Assigned task>
Check each line of the listing for the word "JSON" and report how many lines contain it, giving nothing but the number.

Records supplied>
╔══

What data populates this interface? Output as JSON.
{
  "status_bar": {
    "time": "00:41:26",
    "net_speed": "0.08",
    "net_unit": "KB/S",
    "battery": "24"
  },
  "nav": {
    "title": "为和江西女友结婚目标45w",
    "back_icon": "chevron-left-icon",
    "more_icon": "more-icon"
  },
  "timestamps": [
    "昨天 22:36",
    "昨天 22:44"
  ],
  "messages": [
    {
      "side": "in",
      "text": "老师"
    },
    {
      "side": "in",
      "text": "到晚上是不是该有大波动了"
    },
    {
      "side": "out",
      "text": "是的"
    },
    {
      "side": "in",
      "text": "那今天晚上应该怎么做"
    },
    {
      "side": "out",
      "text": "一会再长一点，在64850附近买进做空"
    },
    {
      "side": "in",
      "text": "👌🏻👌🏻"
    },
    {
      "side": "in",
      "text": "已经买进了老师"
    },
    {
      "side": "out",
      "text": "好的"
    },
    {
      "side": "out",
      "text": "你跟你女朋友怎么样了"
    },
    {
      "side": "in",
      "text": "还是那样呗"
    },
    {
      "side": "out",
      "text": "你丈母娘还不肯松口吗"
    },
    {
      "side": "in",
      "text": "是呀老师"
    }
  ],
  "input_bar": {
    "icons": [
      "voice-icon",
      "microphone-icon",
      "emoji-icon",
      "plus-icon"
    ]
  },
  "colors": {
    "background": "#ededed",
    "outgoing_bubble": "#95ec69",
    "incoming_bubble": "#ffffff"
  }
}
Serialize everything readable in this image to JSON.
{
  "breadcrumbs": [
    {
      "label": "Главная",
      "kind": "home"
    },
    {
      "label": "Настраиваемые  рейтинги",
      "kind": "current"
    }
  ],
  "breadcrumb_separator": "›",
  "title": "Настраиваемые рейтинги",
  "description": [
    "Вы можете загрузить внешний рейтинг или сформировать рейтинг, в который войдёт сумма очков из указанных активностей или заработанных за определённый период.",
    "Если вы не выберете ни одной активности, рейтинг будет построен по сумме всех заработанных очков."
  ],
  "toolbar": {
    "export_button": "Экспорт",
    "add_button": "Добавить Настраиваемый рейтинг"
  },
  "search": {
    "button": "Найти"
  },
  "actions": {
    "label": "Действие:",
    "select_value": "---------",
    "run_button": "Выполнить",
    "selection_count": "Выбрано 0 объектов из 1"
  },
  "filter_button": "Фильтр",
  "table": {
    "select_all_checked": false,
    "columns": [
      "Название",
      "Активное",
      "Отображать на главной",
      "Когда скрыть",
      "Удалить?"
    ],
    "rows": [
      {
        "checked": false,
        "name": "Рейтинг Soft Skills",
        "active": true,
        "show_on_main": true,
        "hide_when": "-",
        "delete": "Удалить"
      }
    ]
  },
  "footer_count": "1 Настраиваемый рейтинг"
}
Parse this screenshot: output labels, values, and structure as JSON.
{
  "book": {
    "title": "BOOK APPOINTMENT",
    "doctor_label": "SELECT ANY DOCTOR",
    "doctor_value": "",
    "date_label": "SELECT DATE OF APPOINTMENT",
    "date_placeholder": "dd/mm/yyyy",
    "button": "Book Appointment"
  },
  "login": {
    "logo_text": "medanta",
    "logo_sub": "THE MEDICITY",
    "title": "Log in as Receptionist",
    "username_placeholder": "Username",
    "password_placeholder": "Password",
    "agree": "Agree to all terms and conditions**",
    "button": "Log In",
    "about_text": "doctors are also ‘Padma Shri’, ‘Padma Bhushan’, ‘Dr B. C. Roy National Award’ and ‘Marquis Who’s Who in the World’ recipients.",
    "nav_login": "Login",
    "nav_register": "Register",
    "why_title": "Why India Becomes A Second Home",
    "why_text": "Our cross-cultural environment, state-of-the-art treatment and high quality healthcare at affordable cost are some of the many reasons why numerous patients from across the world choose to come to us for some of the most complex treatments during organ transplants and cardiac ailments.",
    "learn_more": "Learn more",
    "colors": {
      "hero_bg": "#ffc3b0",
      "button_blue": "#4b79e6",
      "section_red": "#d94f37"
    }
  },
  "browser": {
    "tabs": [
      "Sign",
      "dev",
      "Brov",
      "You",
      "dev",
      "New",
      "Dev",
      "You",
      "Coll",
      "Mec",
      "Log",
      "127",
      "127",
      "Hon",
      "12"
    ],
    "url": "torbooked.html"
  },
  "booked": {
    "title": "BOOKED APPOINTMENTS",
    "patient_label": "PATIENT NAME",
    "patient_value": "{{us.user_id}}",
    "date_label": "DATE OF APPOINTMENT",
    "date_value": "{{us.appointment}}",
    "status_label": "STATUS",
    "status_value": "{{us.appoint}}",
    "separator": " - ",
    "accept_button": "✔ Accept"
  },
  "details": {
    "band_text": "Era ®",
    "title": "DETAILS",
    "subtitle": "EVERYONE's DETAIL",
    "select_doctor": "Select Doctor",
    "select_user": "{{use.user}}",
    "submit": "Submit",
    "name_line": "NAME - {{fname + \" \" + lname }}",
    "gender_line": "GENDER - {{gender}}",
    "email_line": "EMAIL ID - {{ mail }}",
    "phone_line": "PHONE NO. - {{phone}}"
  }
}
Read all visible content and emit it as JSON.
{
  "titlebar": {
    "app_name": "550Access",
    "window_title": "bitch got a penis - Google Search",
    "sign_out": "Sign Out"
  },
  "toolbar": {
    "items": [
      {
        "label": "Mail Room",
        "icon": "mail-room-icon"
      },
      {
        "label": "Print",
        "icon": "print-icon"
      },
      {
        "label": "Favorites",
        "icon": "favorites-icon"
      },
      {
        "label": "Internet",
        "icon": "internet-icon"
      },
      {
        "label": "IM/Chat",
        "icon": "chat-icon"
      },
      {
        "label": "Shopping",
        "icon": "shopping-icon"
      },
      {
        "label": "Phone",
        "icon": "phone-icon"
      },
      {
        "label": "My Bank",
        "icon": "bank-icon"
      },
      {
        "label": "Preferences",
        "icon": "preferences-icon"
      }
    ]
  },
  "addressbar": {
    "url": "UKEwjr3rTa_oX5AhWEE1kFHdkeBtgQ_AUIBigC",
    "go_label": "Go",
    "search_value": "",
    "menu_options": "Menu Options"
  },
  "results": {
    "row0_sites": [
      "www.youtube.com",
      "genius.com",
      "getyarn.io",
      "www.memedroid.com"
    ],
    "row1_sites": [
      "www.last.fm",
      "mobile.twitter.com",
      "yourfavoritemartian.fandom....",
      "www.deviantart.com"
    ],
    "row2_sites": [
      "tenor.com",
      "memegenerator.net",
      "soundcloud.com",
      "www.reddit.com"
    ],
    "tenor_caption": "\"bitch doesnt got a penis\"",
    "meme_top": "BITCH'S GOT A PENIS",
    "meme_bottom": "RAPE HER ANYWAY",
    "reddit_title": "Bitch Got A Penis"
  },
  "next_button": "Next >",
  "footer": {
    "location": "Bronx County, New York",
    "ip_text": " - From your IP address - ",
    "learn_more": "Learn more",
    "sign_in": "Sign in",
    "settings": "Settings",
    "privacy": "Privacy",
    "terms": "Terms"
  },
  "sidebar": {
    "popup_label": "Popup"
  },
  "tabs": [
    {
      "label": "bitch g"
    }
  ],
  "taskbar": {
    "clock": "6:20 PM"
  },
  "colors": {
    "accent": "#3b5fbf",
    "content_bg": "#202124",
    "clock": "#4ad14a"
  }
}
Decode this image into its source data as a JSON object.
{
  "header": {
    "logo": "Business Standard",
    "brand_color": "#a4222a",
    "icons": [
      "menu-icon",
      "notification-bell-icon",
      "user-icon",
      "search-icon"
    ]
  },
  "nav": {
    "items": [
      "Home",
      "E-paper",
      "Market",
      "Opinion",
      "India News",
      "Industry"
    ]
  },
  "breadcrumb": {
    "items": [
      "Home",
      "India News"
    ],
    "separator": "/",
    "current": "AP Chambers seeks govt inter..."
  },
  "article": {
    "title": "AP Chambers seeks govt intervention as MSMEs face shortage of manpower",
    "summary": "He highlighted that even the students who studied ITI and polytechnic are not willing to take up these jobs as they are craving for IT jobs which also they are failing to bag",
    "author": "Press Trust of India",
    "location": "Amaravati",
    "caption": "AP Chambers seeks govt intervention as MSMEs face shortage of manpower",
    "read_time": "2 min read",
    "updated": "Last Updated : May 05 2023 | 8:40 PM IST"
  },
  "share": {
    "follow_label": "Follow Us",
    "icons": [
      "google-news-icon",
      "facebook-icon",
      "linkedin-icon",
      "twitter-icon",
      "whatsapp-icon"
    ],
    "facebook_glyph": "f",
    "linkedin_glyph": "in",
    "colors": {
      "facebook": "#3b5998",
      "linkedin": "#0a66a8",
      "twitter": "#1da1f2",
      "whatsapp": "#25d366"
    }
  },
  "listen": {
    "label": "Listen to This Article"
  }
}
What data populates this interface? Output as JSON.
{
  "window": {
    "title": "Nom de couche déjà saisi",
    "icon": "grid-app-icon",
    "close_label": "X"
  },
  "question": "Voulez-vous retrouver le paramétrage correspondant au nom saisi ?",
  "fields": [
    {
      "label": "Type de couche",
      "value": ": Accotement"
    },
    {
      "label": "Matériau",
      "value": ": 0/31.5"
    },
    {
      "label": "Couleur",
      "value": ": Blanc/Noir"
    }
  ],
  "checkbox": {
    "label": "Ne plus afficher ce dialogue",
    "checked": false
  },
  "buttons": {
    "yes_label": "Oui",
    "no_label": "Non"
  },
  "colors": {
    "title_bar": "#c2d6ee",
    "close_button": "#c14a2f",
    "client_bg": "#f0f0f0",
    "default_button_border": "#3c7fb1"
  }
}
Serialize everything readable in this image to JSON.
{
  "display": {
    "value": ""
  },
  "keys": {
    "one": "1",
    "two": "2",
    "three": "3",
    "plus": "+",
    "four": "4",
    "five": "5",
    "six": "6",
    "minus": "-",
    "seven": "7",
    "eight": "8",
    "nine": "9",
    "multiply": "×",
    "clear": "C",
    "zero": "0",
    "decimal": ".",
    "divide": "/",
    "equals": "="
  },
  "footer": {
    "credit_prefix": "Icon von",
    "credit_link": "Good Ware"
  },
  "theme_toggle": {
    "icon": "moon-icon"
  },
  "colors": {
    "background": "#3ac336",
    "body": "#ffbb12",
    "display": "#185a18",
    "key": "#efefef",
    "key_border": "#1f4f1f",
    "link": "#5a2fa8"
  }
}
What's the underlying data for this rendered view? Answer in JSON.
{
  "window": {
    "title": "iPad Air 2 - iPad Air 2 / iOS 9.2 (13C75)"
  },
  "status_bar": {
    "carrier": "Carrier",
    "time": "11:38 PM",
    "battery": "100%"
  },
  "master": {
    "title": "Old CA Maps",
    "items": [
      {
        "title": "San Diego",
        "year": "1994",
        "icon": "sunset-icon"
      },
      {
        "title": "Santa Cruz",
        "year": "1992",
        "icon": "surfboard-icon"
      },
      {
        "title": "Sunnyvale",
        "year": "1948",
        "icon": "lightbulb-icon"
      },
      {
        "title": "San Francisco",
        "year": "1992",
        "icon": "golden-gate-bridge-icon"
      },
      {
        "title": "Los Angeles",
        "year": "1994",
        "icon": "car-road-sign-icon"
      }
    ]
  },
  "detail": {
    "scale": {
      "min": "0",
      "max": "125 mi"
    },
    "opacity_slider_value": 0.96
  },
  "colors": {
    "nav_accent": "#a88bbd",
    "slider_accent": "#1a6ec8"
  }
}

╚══

Response box>
8